Guide/Focus/Acquisition (GFA) Cameras – Ohio State University
At least three imaging cameras mounted around the periphery of the positioner array to provide images of the night sky to guide, focus, and alignment.

Field Illuminated Fiducials (FIFs) – Ohio State University
These are fixed illuminated pinhole projectors distributed across the focal plane to provide a precise reference coordinate system.

Mechanical Structure & Thermal Enclosure – Ohio State University
This is the mechanical structure that carries the fiber positioners with their optical fiber assemblies, FIFs, and GFA cameras on a curved plate matching the telescope focal surface. It is surrounded by a thermal enclosure that has the same basic envelope as the current SDSS cartridges and re-uses existing telescope latching interfaces and handling equipment (e.g., the Lindy Cart).

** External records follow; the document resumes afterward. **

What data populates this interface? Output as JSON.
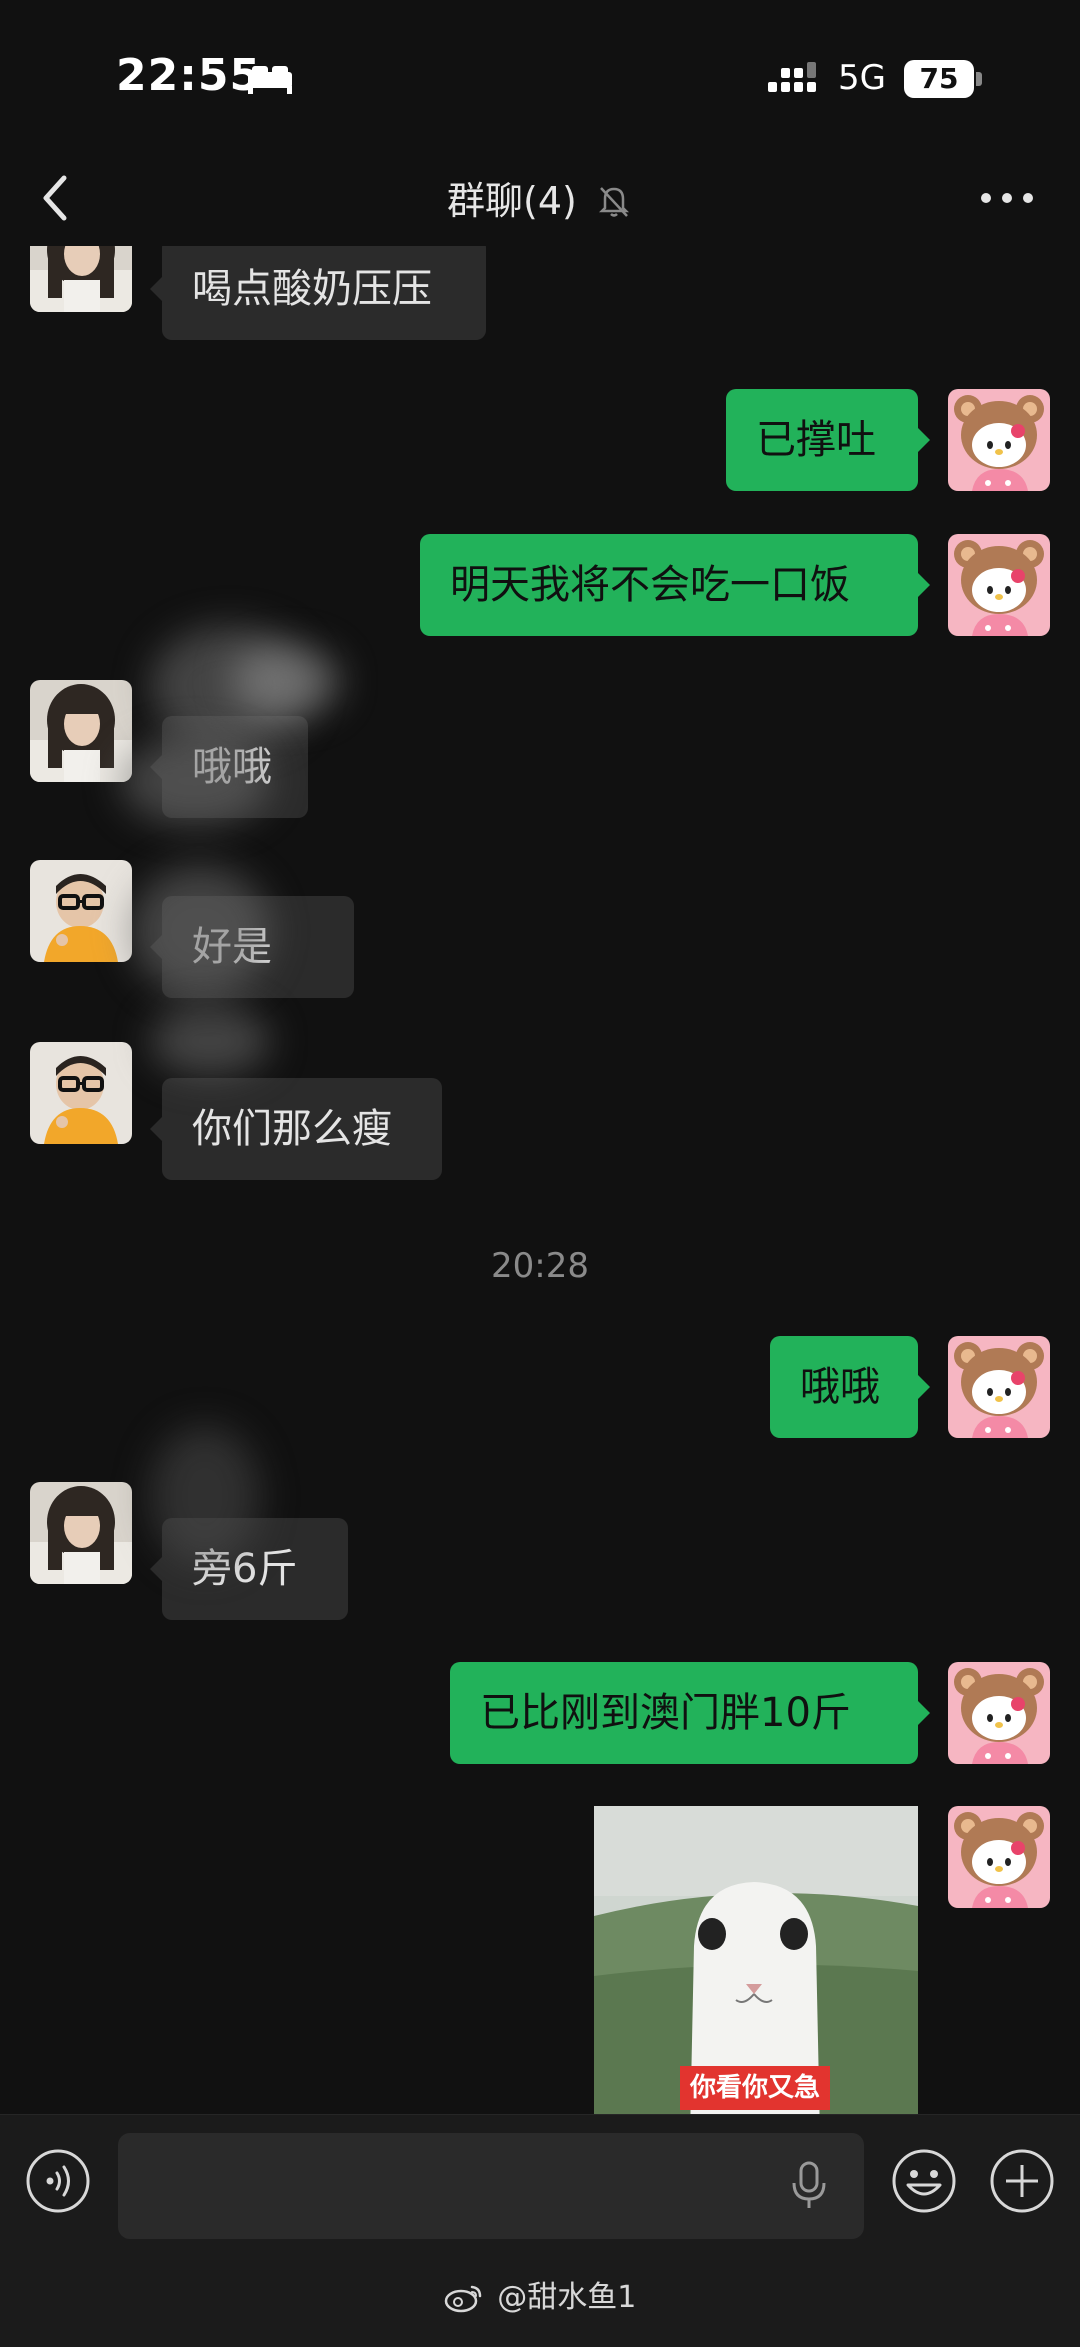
{
  "status_bar": {
    "time": "22:55",
    "network": "5G",
    "battery": "75",
    "icons": [
      "sleep-icon",
      "signal-icon",
      "battery-icon"
    ]
  },
  "nav": {
    "title": "群聊(4)",
    "icons": [
      "back-chevron-icon",
      "bell-muted-icon",
      "more-dots-icon"
    ]
  },
  "messages": [
    {
      "side": "in",
      "sender": "girl",
      "text": "喝点酸奶压压"
    },
    {
      "side": "out",
      "sender": "me",
      "text": "已撑吐"
    },
    {
      "side": "out",
      "sender": "me",
      "text": "明天我将不会吃一口饭"
    },
    {
      "side": "in",
      "sender": "girl",
      "text": "哦哦"
    },
    {
      "side": "in",
      "sender": "boy",
      "text": "好是"
    },
    {
      "side": "in",
      "sender": "boy",
      "text": "你们那么瘦"
    },
    {
      "type": "time",
      "text": "20:28"
    },
    {
      "side": "out",
      "sender": "me",
      "text": "哦哦"
    },
    {
      "side": "in",
      "sender": "girl",
      "text": "旁6斤"
    },
    {
      "side": "out",
      "sender": "me",
      "text": "已比刚到澳门胖10斤"
    },
    {
      "side": "out",
      "sender": "me",
      "type": "sticker",
      "caption": "你看你又急"
    }
  ],
  "input_bar": {
    "placeholder": "",
    "icons": [
      "voice-icon",
      "mic-icon",
      "emoji-icon",
      "plus-icon"
    ]
  },
  "watermark": {
    "text": "@甜水鱼1",
    "icon": "weibo-icon"
  },
  "colors": {
    "background": "#111111",
    "incoming_bubble": "#2b2b2b",
    "outgoing_bubble": "#22b25a",
    "sticker_caption": "#e2342f"
  }
}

Fiber Viewing Camera (FVC) – Ohio State University
This is a camera and optical system mounted above the primary mirror that images back- illuminated science fibers and the FIFs for fine alignment of the science fibers.

Instrument Electronics Box (IEB) – Ohio State University
This is an outboard box mounted next to an FPS on the telescope that distributes switched power and ethernet to FPS onboard systems, provides environmental monitoring (temperature and humidity) inside the thermal enclosure, and carries point-of-use control computers for the GFAs and the fiber positioners.

The fiber positioner robots design of the EPFL team

The fiber positioner robots design for the SDSS-V project has been iterated from prototype “P0” (completed early 2018) to prototype “P1” (completed in December 2018). Figure 2 gives the cut-out view of the P1 mechanical design. The construction of the P1 prototypes and their evaluation has allowed us to define a reference design that is presented in this call of tender for the manufacturing of the 2×550 fiber positioners.

3D cut view of the P1 prototype design.

Although we are providing a baselined concept, the vendor has the freedom to propose an alternative design based on our baseline concept. What it is key is that the requirements listed are guaranteed by the industrial manufacturing process.

As explained below, following the Kick-off meeting and the evaluation of the design, we expect the vendor to produce a pre-series of 30 positioner robots before launching the complete manufacturing process. This pre-series will be evaluated by EPFL to validate the concept of the vendor. EPFL will evaluate the robots as soon as they are produced and made available by the vendor. Once the robots are compliant with the requirements, the mass production can start, this will be decided following the Evaluation Review and the Production Review.

We expect the delivery of the 2×550 fiber positioners in a minimum of two batches starting end 2019 till June 2020 following the schedule indicated below (Section 6 of the Characteristics and Requirements Document).

Providers can obtain general information on the laboratories involved in this research from the internet address